Jose Quintana, SP, White Sox: He makes a lot of his own luck by throwing strikes and hiding the ball well, but a 5.6 HR/FB rate isn't likely to stick in a Chicago summer and Quintana's ground-ball profile is merely average. He's not going to fall off the table going forward but that 2.04 ERA is mostly smoke. Pay for something in the high-3s going forward, and look for other options if you're limited in starts or innings (since the strikeout rate is fairly tame).
Roy Oswalt, SP, Rangers: He was able to stop the Rockies (a dreadful offensive club on the road), but the Tigers and White Sox absolutely pounded him to the pavement. Big league hitters are now bating .422 against Oswalt, and it's mostly supported by a lofty line-drive rate. Normally you'd look at four walks against 16 strikeouts and consider a possible bounce-back, but the jet stream in Arlington (which is especially friendly to left-handed sluggers) is going to eat Oswalt alive. Even in deep mixers, you must do better than this.
Ubaldo Jimenez, SP, Indians: We live in a result-bias world, so the recent ERA drop has some people excited.
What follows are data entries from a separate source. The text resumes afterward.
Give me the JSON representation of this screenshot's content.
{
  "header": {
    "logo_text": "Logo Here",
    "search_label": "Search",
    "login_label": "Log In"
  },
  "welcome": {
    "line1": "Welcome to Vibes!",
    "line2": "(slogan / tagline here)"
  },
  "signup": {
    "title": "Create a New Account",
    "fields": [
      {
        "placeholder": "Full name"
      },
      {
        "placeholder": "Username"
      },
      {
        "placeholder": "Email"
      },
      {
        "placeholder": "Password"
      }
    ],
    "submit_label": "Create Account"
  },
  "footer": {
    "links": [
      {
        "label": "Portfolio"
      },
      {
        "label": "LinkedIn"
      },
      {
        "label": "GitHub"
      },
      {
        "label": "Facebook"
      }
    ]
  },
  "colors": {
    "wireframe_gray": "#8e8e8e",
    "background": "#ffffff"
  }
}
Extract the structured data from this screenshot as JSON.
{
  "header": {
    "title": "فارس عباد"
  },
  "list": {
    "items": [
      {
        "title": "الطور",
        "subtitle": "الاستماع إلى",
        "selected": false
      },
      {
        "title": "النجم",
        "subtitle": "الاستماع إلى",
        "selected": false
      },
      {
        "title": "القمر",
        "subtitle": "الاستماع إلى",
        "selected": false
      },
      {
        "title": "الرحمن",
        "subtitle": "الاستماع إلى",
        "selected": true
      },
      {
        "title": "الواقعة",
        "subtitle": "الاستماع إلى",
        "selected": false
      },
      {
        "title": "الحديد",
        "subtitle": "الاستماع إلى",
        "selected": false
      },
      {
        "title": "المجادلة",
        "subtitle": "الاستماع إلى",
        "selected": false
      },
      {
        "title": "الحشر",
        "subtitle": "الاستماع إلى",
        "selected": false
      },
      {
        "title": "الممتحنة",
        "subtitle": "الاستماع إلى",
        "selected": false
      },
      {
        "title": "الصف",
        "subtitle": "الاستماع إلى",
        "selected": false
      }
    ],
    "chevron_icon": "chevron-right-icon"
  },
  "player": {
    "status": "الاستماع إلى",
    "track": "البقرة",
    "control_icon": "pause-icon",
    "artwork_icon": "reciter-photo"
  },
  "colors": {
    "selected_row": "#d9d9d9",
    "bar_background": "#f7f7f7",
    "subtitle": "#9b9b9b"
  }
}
But when you see 12 walks over Jimenez's last three turns, you realize that he's a long way from turning the corner and fixing those noisy mechanics. I wouldn't play him in any format, even AL-only, for the second half.
Dan Haren, SP, Angels: After two months of hell the other cleat finally dropped: Haren's been dealing with back problems all year. He bit the bullet and went on the DL, which is what fantasy owners should want: rest, rehab, come back strong for the stretch run. At least the injury isn't tied to the shoulder, elbow or forearm. I can't see why Haren won't be one of the 40-50 best pitchers in the second half; use that rank and apply it to your league. He might be a buy in some formats, a sell in some others.
John Axford, RP, Brewers: He's been a hot mess this year, no one will dispute that: five losses and five blown saves, 4.86 ERA, 1.44 WHIP. But Francisco Rodriguez's ratios aren't really much better, and the Brewers are trying to move K-Rod besides. Axford's latest blown save also came on a fourth consecutive day of work - in those instances, you blame the manager, not the pitcher. Milwaukee will probably stick with the status quo for the balance of 2012.